How to Introduce Meditation to the High School Classroom?

Setting aside time for reflection and introspection might help students focus.

It’s 7:50 a.m., and 29 students from my first-period English class have entered the building. Laughter, lively discussion, and hasty sips fill the classroom. Almost every kid carries a cell phone in their hands. When the bell sounds, this energetic bunch of 12th-graders will reluctantly put off their phones and take attendance. Then I’ll ask them to do something different. They are meditating.

In this class of active and occasionally noisy students, you could hear a pin drop.

It simply takes a few minutes, yet it completely transforms the atmosphere in my classroom. It’s a fantastic method to get pupils interested in class. It’s a game-changing activity that can help children manage anxiety, boost focus and awareness, and promote emotional regulation and empathy, at the very least.

These advantages assist not only kids but also teachers. It can help teachers cope with stress and be more present at work.

In a high school classroom, how does meditation look? What is the best way to teach it to students? How can you get your students’ support? What are your options for making time?


The emphasis on benchmark test scores, data-driven instruction, and accountability measures can be daunting and discouraging for many educators. Dennis Shirley and Elizabeth MacDonald of The Mindful Teacher call this “alienated teaching.” When teachers feel compelled to comply with mandates from outside sources, they engage in this sort of instruction. They resent it since they aren’t serving their students.

Teachers can use mindful teaching to counteract the consequences of alienated instruction and reclaim their practice’s integrity and efficacy. While there is no one-size-fits-all program or recipe, there are numerous viable models.

This is just one aspect of my strong conviction in attentive instruction. Teachers should feel that by slowing down to breathe and pondering, meditation may be used to improve learning and teaching environments.



Discover your distinct voice. Watch a video of a meditation led by a teacher The next step is to construct a prompt that reflects your teaching style.

Over the last ten years, I’ve been playing with tone and vocabulary for prompts. My goal is to be authentic to my teaching style at all times. To me, confidence, consistency, and conciseness are all essential. My prompt is brief and straightforward:

“Hello, class.” “I hope everyone is having a good morning. “Are you ready for our meditation?” says the narrator. (A brief pause.) Now, everyone, please take a seat in a comfy chair, spread your legs wide, and sit up straight. Place your hands in front of your face on the desk. Let’s take a deep breath in through our noses, hold it for a count of 1, 2, 3, and then exhale through our mouths. Inhale deeply once again, then exhale slowly. Close your eyes slowly now. For a few minutes, relax and clear your mind.

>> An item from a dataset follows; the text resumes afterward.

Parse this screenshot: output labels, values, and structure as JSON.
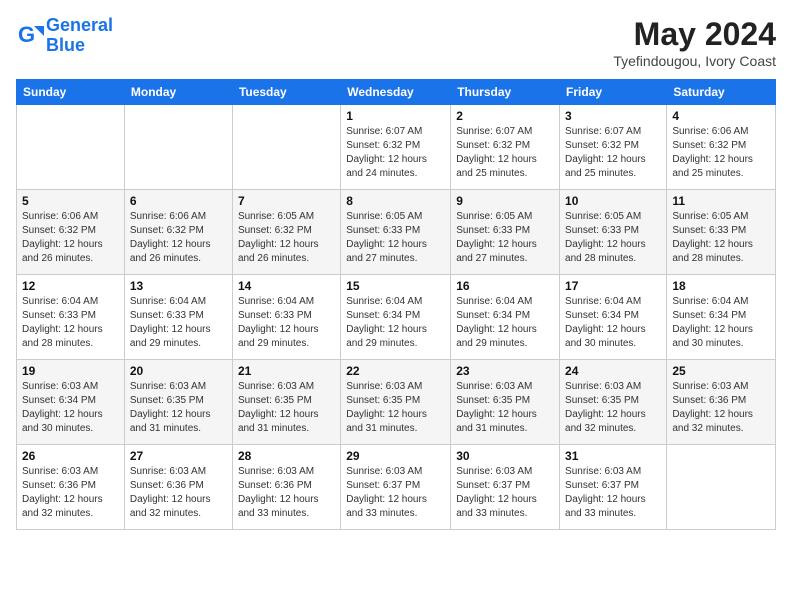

After a few minutes, I say “Thank You” to end the meditation.


Explain to the pupils that each day they will engage in a brief silent meditation. Meditation appears to be a useful method for lowering stress and boosting concentration, according to expanding research. You can discuss meditation research, such as how it enhances oxygenation and relaxes the nervous system. This is frequently beneficial to pupils right away. Meditation can aid in the reduction of stress and anxiety, as well as the improvement of focus and attention, as well as the better regulation of emotions.

I built a folder in my Google Classroom where I provided these articles as well as a brief primer. This gives pupils access to the resources they require. If there is solid proof, high school pupils are more likely to embrace this behavior. On the first day, meditate to illustrate the method in action.


As the school year advances, encourage pupils to share their knowledge and practice. Students should read and reply to articles on the subject. Instruct them on how to meditate and to reflect on their practice.

A simple, yet powerful approach that can make a significant difference in the learning environment of a classroom can have a significant influence. Since I began meditating with my pupils a decade ago, I’ve realized that the finest time for genuine dialogue is after a meditation. It aids me in establishing a positive atmosphere in my classroom and connecting with my kids.

Meditation, like so many other aspects of life and education, improves with practice. Be constant in your meditation practice and include it into your regular classroom routine.